§ **Stored data**
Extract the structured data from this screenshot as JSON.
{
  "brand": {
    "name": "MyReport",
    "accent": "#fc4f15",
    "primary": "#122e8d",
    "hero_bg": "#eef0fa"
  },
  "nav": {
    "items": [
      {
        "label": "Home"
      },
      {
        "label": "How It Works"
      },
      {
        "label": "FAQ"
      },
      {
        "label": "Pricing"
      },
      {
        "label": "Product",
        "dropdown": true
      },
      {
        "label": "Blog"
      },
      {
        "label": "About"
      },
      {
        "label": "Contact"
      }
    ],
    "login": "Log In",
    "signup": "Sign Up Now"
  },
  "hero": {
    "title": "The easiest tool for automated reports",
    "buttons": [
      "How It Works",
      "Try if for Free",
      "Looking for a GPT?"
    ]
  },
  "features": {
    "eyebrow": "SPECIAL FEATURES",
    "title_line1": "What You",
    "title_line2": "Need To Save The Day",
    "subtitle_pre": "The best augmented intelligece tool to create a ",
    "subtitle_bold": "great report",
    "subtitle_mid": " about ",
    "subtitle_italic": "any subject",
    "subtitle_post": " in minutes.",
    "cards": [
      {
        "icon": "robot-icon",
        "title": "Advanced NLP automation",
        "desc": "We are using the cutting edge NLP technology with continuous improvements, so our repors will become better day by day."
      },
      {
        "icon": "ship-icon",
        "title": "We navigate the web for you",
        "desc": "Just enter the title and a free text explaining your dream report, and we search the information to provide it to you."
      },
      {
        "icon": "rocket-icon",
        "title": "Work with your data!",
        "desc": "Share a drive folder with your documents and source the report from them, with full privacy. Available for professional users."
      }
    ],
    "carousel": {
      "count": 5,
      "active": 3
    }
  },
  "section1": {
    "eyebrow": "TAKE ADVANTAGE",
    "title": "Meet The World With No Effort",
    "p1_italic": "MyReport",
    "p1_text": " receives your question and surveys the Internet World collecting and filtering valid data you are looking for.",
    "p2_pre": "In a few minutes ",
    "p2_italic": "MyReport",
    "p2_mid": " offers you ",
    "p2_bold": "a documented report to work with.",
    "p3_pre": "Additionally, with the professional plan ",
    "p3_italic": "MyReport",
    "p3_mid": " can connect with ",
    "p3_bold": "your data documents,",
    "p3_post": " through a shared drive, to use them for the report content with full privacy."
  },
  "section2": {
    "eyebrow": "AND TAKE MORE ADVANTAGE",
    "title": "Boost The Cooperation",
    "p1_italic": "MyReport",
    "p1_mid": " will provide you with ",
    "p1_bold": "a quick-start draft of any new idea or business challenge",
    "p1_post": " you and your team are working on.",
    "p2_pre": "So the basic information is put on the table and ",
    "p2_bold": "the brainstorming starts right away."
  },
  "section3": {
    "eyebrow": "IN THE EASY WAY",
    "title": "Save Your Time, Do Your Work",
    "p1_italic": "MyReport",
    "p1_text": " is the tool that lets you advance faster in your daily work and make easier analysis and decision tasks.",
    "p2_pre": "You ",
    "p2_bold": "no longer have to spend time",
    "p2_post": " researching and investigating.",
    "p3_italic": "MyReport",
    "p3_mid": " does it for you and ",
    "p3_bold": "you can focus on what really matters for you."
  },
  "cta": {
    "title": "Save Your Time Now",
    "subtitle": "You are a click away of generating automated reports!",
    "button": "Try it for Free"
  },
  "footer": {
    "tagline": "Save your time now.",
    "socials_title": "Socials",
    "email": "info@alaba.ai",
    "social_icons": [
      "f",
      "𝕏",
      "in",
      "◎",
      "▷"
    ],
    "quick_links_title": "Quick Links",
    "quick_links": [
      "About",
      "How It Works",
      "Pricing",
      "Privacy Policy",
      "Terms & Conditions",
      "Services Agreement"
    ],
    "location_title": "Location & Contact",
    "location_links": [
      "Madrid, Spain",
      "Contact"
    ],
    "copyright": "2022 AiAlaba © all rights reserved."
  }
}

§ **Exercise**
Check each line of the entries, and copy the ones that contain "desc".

§ **Result for this task**
        "desc": "We are using the cutting edge NLP technology with continuous improvements, so our repors will become better day by day."
        "desc": "Just enter the title and a free text explaining your dream report, and we search the information to provide it to you."
        "desc": "Share a drive folder with your documents and source the report from them, with full privacy. Available for professional users."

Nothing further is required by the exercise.